(Data items)
########################################
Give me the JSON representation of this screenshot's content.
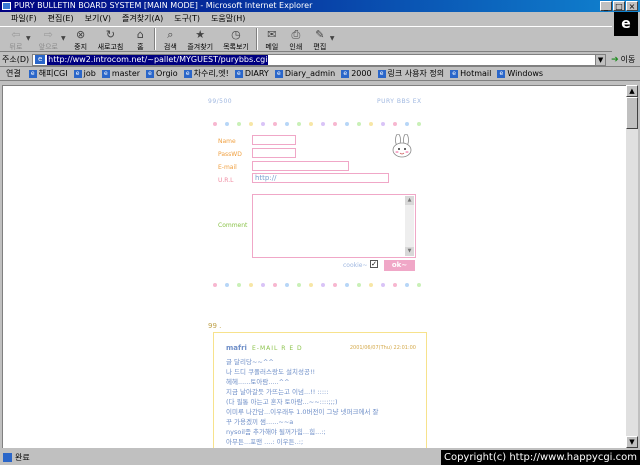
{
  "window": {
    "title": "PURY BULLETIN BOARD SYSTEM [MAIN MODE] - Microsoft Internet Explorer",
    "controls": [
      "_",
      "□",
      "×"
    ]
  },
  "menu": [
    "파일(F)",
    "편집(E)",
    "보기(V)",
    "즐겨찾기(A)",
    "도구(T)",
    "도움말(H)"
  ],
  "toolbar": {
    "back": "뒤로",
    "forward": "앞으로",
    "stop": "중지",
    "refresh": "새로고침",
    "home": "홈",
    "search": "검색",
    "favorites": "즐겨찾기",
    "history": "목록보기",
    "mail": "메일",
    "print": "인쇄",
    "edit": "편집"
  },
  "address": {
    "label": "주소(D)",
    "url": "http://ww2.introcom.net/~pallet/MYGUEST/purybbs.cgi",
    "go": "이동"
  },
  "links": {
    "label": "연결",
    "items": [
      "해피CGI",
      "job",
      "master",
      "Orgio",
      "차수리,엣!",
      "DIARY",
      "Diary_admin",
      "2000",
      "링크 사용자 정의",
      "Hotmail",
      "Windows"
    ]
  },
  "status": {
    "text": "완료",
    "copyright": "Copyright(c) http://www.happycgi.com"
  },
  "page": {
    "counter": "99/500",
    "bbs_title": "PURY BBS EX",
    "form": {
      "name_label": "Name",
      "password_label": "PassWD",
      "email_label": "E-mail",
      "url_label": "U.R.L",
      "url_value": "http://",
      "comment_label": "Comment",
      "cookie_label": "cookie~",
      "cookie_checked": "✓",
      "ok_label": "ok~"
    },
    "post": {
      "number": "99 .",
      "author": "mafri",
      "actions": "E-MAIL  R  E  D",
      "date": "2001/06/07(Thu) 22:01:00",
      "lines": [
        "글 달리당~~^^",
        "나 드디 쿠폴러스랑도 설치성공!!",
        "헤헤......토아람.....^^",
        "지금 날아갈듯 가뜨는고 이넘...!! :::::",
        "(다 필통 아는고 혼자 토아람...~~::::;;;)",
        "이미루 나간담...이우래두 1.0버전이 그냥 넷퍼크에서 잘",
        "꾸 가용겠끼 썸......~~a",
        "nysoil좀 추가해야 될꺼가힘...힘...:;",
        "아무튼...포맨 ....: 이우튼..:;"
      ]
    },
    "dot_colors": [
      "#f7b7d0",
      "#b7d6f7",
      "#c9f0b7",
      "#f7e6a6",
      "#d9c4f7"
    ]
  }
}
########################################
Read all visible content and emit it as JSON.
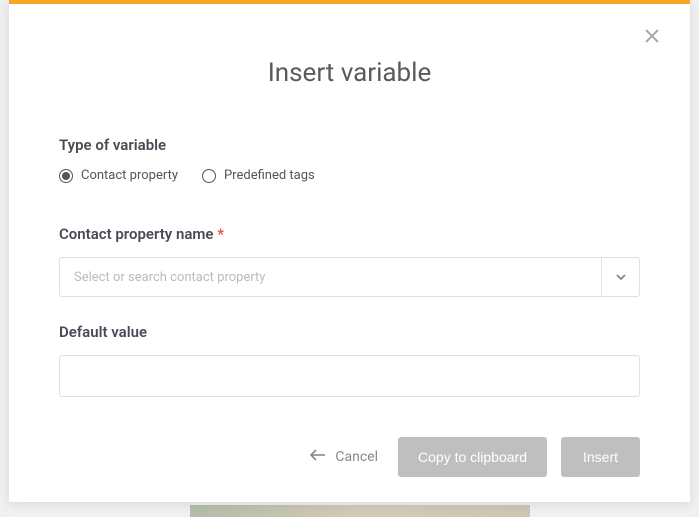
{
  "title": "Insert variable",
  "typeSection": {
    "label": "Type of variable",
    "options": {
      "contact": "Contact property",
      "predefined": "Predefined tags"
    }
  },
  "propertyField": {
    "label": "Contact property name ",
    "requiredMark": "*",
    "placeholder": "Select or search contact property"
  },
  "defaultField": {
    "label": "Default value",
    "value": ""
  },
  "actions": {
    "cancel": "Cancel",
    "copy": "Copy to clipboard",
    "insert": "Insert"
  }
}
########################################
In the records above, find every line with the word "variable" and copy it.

  "title": "Insert variable",
    "label": "Type of variable",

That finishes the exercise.